- DATA TO EXAMINE -

<<<<

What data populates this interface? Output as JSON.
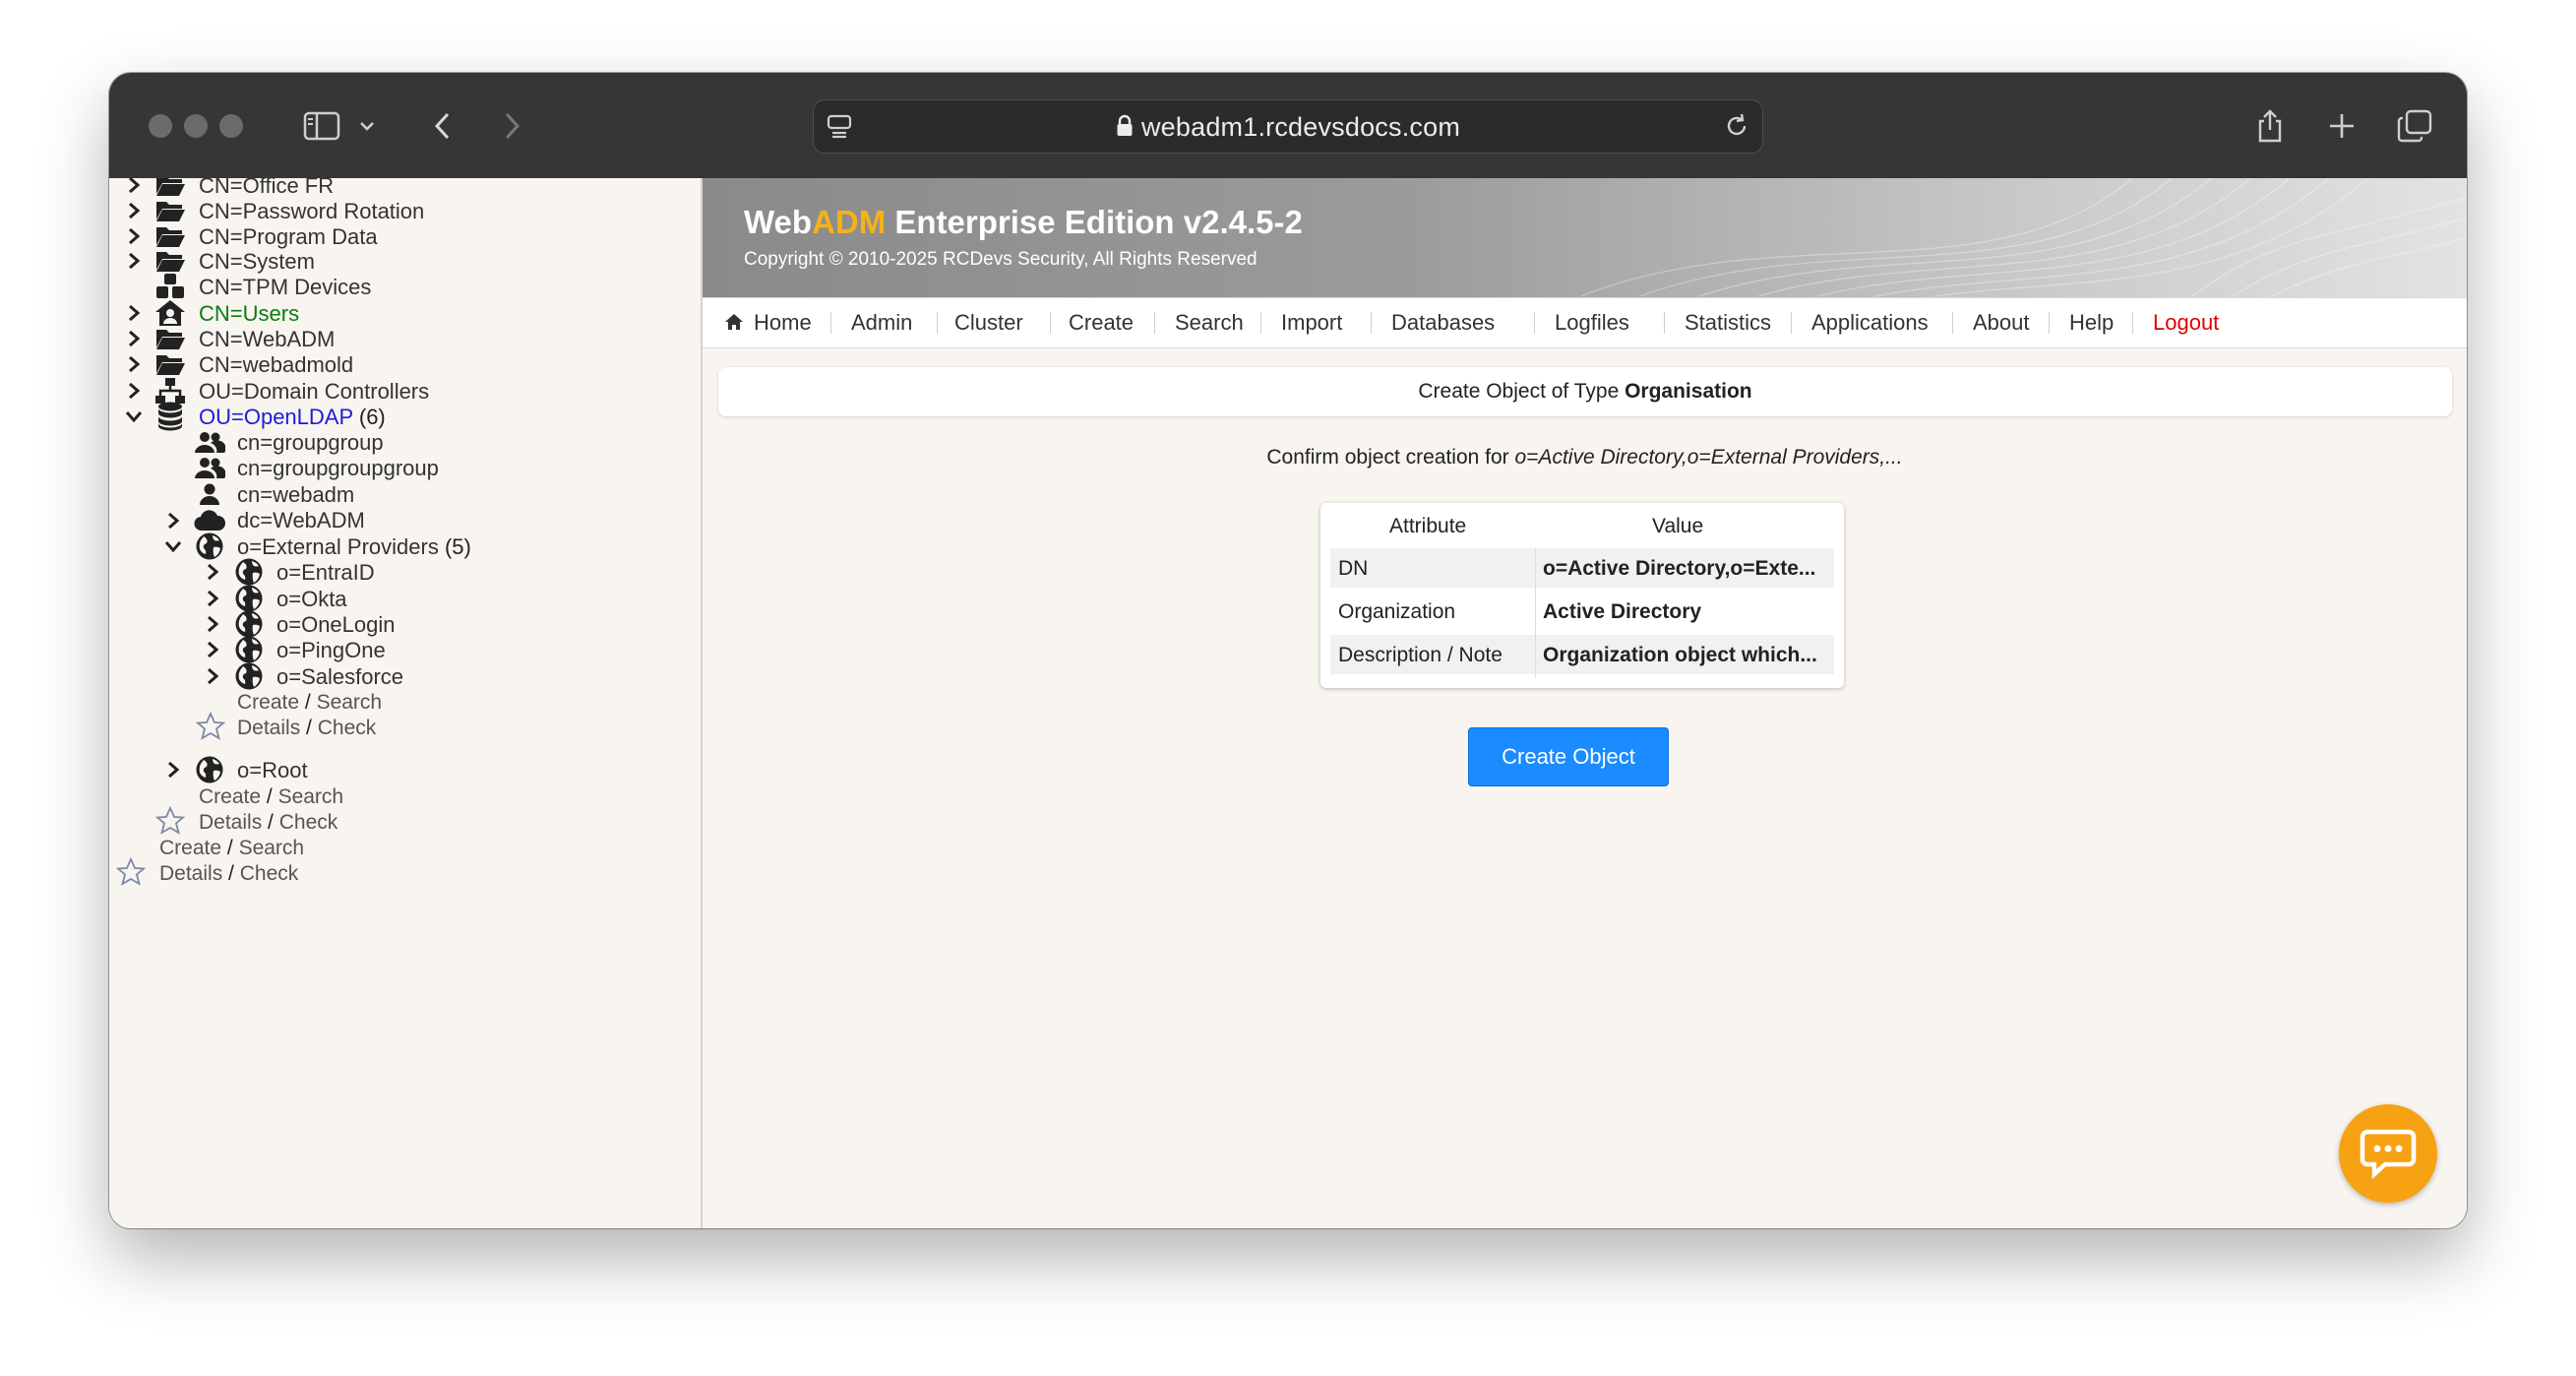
{
  "browser": {
    "url": "webadm1.rcdevsdocs.com"
  },
  "sidebar": {
    "rows": [
      {
        "label": "CN=Office FR"
      },
      {
        "label": "CN=Password Rotation"
      },
      {
        "label": "CN=Program Data"
      },
      {
        "label": "CN=System"
      },
      {
        "label": "CN=TPM Devices"
      },
      {
        "label": "CN=Users"
      },
      {
        "label": "CN=WebADM"
      },
      {
        "label": "CN=webadmold"
      },
      {
        "label": "OU=Domain Controllers"
      },
      {
        "label": "OU=OpenLDAP",
        "count": "(6)"
      },
      {
        "label": "cn=groupgroup"
      },
      {
        "label": "cn=groupgroupgroup"
      },
      {
        "label": "cn=webadm"
      },
      {
        "label": "dc=WebADM"
      },
      {
        "label": "o=External Providers",
        "count": "(5)"
      },
      {
        "label": "o=EntraID"
      },
      {
        "label": "o=Okta"
      },
      {
        "label": "o=OneLogin"
      },
      {
        "label": "o=PingOne"
      },
      {
        "label": "o=Salesforce"
      },
      {
        "label": "o=Root"
      }
    ],
    "links": {
      "create": "Create",
      "search": "Search",
      "details": "Details",
      "check": "Check",
      "slash": "/"
    }
  },
  "banner": {
    "title_web": "Web",
    "title_adm": "ADM",
    "title_rest": " Enterprise Edition v2.4.5-2",
    "copyright": "Copyright © 2010-2025 RCDevs Security, All Rights Reserved"
  },
  "menu": {
    "items": [
      "Home",
      "Admin",
      "Cluster",
      "Create",
      "Search",
      "Import",
      "Databases",
      "Logfiles",
      "Statistics",
      "Applications",
      "About",
      "Help",
      "Logout"
    ]
  },
  "content": {
    "panel_title_prefix": "Create Object of Type ",
    "panel_title_type": "Organisation",
    "confirm_prefix": "Confirm object creation for ",
    "confirm_dn": "o=Active Directory,o=External Providers,...",
    "table": {
      "headers": [
        "Attribute",
        "Value"
      ],
      "rows": [
        {
          "attr": "DN",
          "value": "o=Active Directory,o=Exte..."
        },
        {
          "attr": "Organization",
          "value": "Active Directory"
        },
        {
          "attr": "Description / Note",
          "value": "Organization object which..."
        }
      ]
    },
    "create_button": "Create Object"
  },
  "colors": {
    "accent": "#1a8cff",
    "brand_adm": "#f4b21a",
    "logout": "#e00000",
    "users_green": "#0a7d10",
    "openldap_blue": "#1d1dd6",
    "chat": "#f6a212"
  }
}
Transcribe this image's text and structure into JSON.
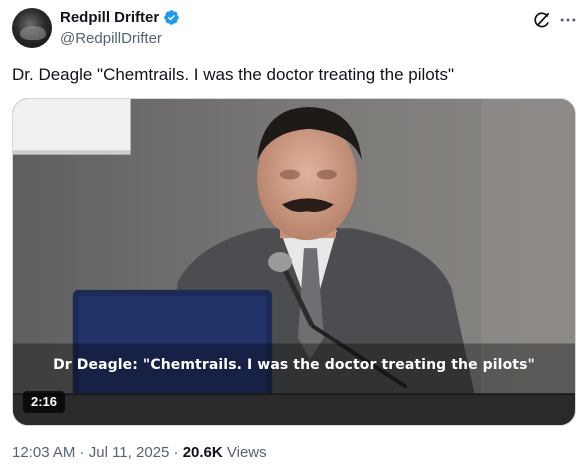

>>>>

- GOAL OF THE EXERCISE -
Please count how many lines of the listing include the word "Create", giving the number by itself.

- YOUR SOLUTION -
4